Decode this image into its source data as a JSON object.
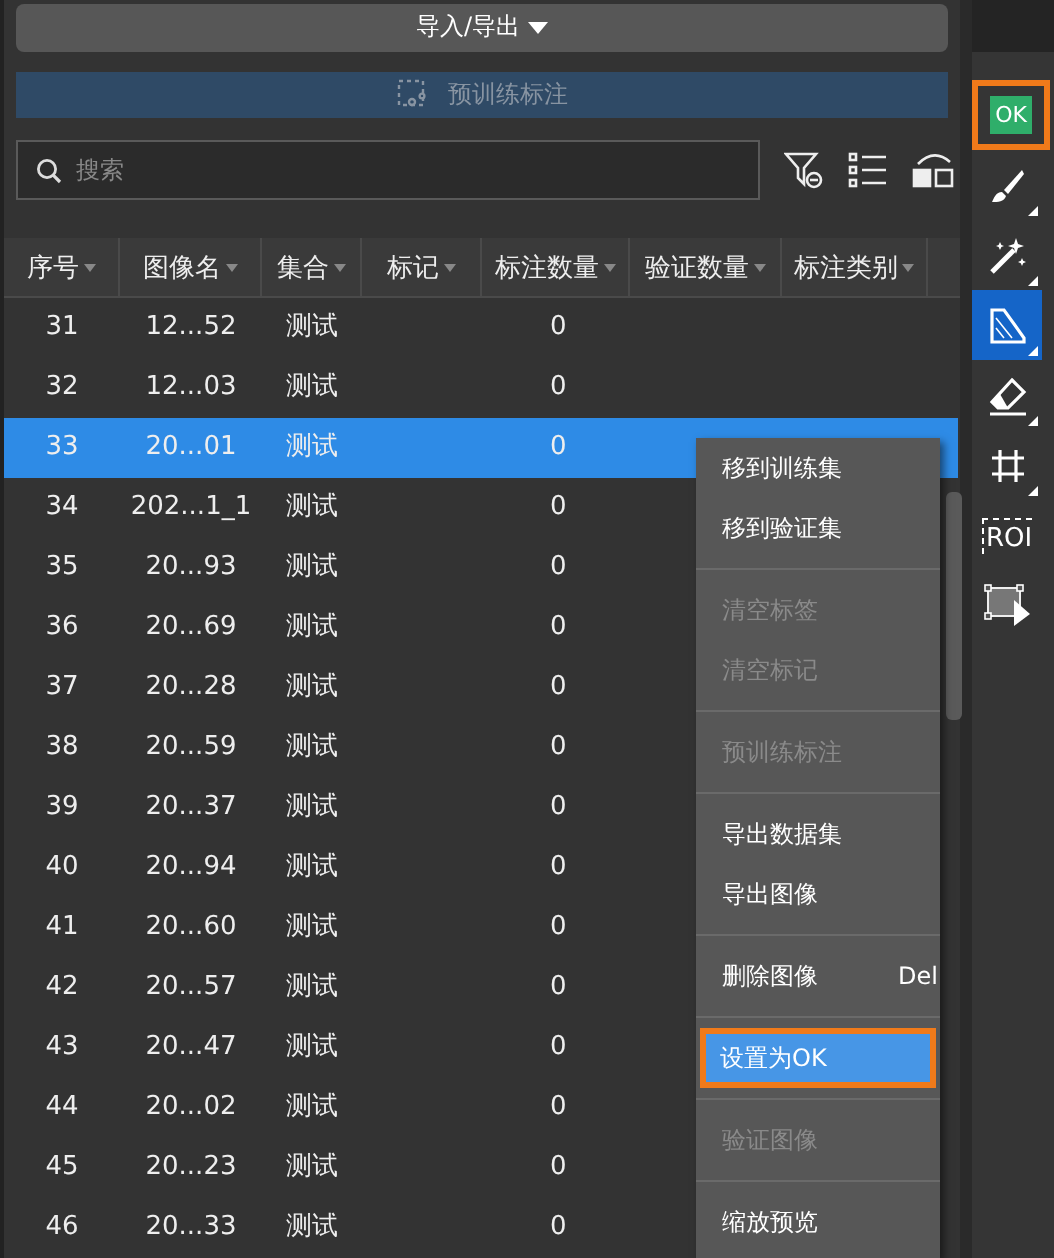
{
  "import_export": {
    "label": "导入/导出"
  },
  "pretrain_button": {
    "label": "预训练标注",
    "disabled": true
  },
  "search": {
    "placeholder": "搜索"
  },
  "table": {
    "columns": [
      "序号",
      "图像名",
      "集合",
      "标记",
      "标注数量",
      "验证数量",
      "标注类别"
    ],
    "rows": [
      {
        "index": "31",
        "name": "12...52",
        "set": "测试",
        "count": "0",
        "selected": false
      },
      {
        "index": "32",
        "name": "12...03",
        "set": "测试",
        "count": "0",
        "selected": false
      },
      {
        "index": "33",
        "name": "20...01",
        "set": "测试",
        "count": "0",
        "selected": true
      },
      {
        "index": "34",
        "name": "202...1_1",
        "set": "测试",
        "count": "0",
        "selected": false
      },
      {
        "index": "35",
        "name": "20...93",
        "set": "测试",
        "count": "0",
        "selected": false
      },
      {
        "index": "36",
        "name": "20...69",
        "set": "测试",
        "count": "0",
        "selected": false
      },
      {
        "index": "37",
        "name": "20...28",
        "set": "测试",
        "count": "0",
        "selected": false
      },
      {
        "index": "38",
        "name": "20...59",
        "set": "测试",
        "count": "0",
        "selected": false
      },
      {
        "index": "39",
        "name": "20...37",
        "set": "测试",
        "count": "0",
        "selected": false
      },
      {
        "index": "40",
        "name": "20...94",
        "set": "测试",
        "count": "0",
        "selected": false
      },
      {
        "index": "41",
        "name": "20...60",
        "set": "测试",
        "count": "0",
        "selected": false
      },
      {
        "index": "42",
        "name": "20...57",
        "set": "测试",
        "count": "0",
        "selected": false
      },
      {
        "index": "43",
        "name": "20...47",
        "set": "测试",
        "count": "0",
        "selected": false
      },
      {
        "index": "44",
        "name": "20...02",
        "set": "测试",
        "count": "0",
        "selected": false
      },
      {
        "index": "45",
        "name": "20...23",
        "set": "测试",
        "count": "0",
        "selected": false
      },
      {
        "index": "46",
        "name": "20...33",
        "set": "测试",
        "count": "0",
        "selected": false
      }
    ]
  },
  "context_menu": [
    {
      "kind": "item",
      "label": "移到训练集",
      "disabled": false,
      "selected": false,
      "highlighted": false
    },
    {
      "kind": "item",
      "label": "移到验证集",
      "disabled": false,
      "selected": false,
      "highlighted": false
    },
    {
      "kind": "separator"
    },
    {
      "kind": "item",
      "label": "清空标签",
      "disabled": true,
      "selected": false,
      "highlighted": false
    },
    {
      "kind": "item",
      "label": "清空标记",
      "disabled": true,
      "selected": false,
      "highlighted": false
    },
    {
      "kind": "separator"
    },
    {
      "kind": "item",
      "label": "预训练标注",
      "disabled": true,
      "selected": false,
      "highlighted": false
    },
    {
      "kind": "separator"
    },
    {
      "kind": "item",
      "label": "导出数据集",
      "disabled": false,
      "selected": false,
      "highlighted": false
    },
    {
      "kind": "item",
      "label": "导出图像",
      "disabled": false,
      "selected": false,
      "highlighted": false
    },
    {
      "kind": "separator"
    },
    {
      "kind": "item",
      "label": "删除图像",
      "shortcut": "Del",
      "disabled": false,
      "selected": false,
      "highlighted": false
    },
    {
      "kind": "separator"
    },
    {
      "kind": "item",
      "label": "设置为OK",
      "disabled": false,
      "selected": true,
      "highlighted": true
    },
    {
      "kind": "separator"
    },
    {
      "kind": "item",
      "label": "验证图像",
      "disabled": true,
      "selected": false,
      "highlighted": false
    },
    {
      "kind": "separator"
    },
    {
      "kind": "item",
      "label": "缩放预览",
      "disabled": false,
      "selected": false,
      "highlighted": false
    }
  ],
  "toolbar": [
    {
      "kind": "ok",
      "label": "OK",
      "selected": false,
      "highlighted": true
    },
    {
      "kind": "brush",
      "selected": false,
      "highlighted": false
    },
    {
      "kind": "wand",
      "selected": false,
      "highlighted": false
    },
    {
      "kind": "polygon",
      "selected": true,
      "highlighted": false
    },
    {
      "kind": "eraser",
      "selected": false,
      "highlighted": false
    },
    {
      "kind": "grid",
      "selected": false,
      "highlighted": false
    },
    {
      "kind": "roi",
      "label": "ROI",
      "selected": false,
      "highlighted": false
    },
    {
      "kind": "rect",
      "selected": false,
      "highlighted": false
    }
  ]
}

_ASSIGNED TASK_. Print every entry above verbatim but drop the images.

_TASK OUTPUT_.
Decode this image into its source data as a JSON object.
{
  "import_export": {
    "label": "导入/导出"
  },
  "pretrain_button": {
    "label": "预训练标注",
    "disabled": true
  },
  "search": {
    "placeholder": "搜索"
  },
  "table": {
    "columns": [
      "序号",
      "图像名",
      "集合",
      "标记",
      "标注数量",
      "验证数量",
      "标注类别"
    ],
    "rows": [
      {
        "index": "31",
        "name": "12...52",
        "set": "测试",
        "count": "0",
        "selected": false
      },
      {
        "index": "32",
        "name": "12...03",
        "set": "测试",
        "count": "0",
        "selected": false
      },
      {
        "index": "33",
        "name": "20...01",
        "set": "测试",
        "count": "0",
        "selected": true
      },
      {
        "index": "34",
        "name": "202...1_1",
        "set": "测试",
        "count": "0",
        "selected": false
      },
      {
        "index": "35",
        "name": "20...93",
        "set": "测试",
        "count": "0",
        "selected": false
      },
      {
        "index": "36",
        "name": "20...69",
        "set": "测试",
        "count": "0",
        "selected": false
      },
      {
        "index": "37",
        "name": "20...28",
        "set": "测试",
        "count": "0",
        "selected": false
      },
      {
        "index": "38",
        "name": "20...59",
        "set": "测试",
        "count": "0",
        "selected": false
      },
      {
        "index": "39",
        "name": "20...37",
        "set": "测试",
        "count": "0",
        "selected": false
      },
      {
        "index": "40",
        "name": "20...94",
        "set": "测试",
        "count": "0",
        "selected": false
      },
      {
        "index": "41",
        "name": "20...60",
        "set": "测试",
        "count": "0",
        "selected": false
      },
      {
        "index": "42",
        "name": "20...57",
        "set": "测试",
        "count": "0",
        "selected": false
      },
      {
        "index": "43",
        "name": "20...47",
        "set": "测试",
        "count": "0",
        "selected": false
      },
      {
        "index": "44",
        "name": "20...02",
        "set": "测试",
        "count": "0",
        "selected": false
      },
      {
        "index": "45",
        "name": "20...23",
        "set": "测试",
        "count": "0",
        "selected": false
      },
      {
        "index": "46",
        "name": "20...33",
        "set": "测试",
        "count": "0",
        "selected": false
      }
    ]
  },
  "context_menu": [
    {
      "kind": "item",
      "label": "移到训练集",
      "disabled": false,
      "selected": false,
      "highlighted": false
    },
    {
      "kind": "item",
      "label": "移到验证集",
      "disabled": false,
      "selected": false,
      "highlighted": false
    },
    {
      "kind": "separator"
    },
    {
      "kind": "item",
      "label": "清空标签",
      "disabled": true,
      "selected": false,
      "highlighted": false
    },
    {
      "kind": "item",
      "label": "清空标记",
      "disabled": true,
      "selected": false,
      "highlighted": false
    },
    {
      "kind": "separator"
    },
    {
      "kind": "item",
      "label": "预训练标注",
      "disabled": true,
      "selected": false,
      "highlighted": false
    },
    {
      "kind": "separator"
    },
    {
      "kind": "item",
      "label": "导出数据集",
      "disabled": false,
      "selected": false,
      "highlighted": false
    },
    {
      "kind": "item",
      "label": "导出图像",
      "disabled": false,
      "selected": false,
      "highlighted": false
    },
    {
      "kind": "separator"
    },
    {
      "kind": "item",
      "label": "删除图像",
      "shortcut": "Del",
      "disabled": false,
      "selected": false,
      "highlighted": false
    },
    {
      "kind": "separator"
    },
    {
      "kind": "item",
      "label": "设置为OK",
      "disabled": false,
      "selected": true,
      "highlighted": true
    },
    {
      "kind": "separator"
    },
    {
      "kind": "item",
      "label": "验证图像",
      "disabled": true,
      "selected": false,
      "highlighted": false
    },
    {
      "kind": "separator"
    },
    {
      "kind": "item",
      "label": "缩放预览",
      "disabled": false,
      "selected": false,
      "highlighted": false
    }
  ],
  "toolbar": [
    {
      "kind": "ok",
      "label": "OK",
      "selected": false,
      "highlighted": true
    },
    {
      "kind": "brush",
      "selected": false,
      "highlighted": false
    },
    {
      "kind": "wand",
      "selected": false,
      "highlighted": false
    },
    {
      "kind": "polygon",
      "selected": true,
      "highlighted": false
    },
    {
      "kind": "eraser",
      "selected": false,
      "highlighted": false
    },
    {
      "kind": "grid",
      "selected": false,
      "highlighted": false
    },
    {
      "kind": "roi",
      "label": "ROI",
      "selected": false,
      "highlighted": false
    },
    {
      "kind": "rect",
      "selected": false,
      "highlighted": false
    }
  ]
}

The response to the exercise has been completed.